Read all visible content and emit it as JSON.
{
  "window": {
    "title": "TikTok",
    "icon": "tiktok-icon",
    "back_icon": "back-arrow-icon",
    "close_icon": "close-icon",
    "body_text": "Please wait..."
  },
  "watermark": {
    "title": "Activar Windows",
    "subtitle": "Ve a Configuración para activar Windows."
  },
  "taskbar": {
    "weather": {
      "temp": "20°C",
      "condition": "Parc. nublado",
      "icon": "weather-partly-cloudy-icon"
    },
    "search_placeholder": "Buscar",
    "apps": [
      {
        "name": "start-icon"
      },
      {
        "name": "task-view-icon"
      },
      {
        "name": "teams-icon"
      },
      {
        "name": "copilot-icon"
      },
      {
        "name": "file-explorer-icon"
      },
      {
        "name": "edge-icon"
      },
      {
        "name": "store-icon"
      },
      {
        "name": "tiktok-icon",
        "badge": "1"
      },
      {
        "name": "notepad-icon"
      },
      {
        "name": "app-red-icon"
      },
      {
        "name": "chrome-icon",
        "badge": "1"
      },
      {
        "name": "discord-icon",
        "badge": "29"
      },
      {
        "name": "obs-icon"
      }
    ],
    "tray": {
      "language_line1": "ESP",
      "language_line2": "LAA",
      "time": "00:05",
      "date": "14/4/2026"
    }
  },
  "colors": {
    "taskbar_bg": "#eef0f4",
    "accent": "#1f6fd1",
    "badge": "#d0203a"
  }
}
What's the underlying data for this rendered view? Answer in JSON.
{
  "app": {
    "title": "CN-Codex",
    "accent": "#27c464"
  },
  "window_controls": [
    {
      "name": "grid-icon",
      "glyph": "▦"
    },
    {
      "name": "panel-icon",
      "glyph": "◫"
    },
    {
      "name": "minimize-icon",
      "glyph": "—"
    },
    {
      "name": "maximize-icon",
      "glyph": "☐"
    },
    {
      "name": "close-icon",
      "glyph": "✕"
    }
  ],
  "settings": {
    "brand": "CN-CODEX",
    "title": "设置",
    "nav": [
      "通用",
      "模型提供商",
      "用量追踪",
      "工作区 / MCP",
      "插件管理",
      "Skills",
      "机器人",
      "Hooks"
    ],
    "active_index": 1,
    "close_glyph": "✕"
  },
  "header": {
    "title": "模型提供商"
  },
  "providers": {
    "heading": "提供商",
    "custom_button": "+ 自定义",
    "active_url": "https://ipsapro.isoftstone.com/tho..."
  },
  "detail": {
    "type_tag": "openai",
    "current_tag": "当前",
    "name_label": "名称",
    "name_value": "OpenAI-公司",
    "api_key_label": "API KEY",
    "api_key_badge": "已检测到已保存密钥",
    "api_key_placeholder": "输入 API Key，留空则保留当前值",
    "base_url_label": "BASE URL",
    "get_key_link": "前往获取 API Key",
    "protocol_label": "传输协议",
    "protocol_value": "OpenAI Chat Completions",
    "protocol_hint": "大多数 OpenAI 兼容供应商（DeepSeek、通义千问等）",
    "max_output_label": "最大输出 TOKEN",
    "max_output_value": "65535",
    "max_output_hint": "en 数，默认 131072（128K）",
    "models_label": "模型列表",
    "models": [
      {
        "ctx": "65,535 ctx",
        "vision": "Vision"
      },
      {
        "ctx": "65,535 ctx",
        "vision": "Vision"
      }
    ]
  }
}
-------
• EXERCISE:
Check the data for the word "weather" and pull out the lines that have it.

• ANSWER TO THE PROBLEM:
    "weather": {
      "icon": "weather-partly-cloudy-icon"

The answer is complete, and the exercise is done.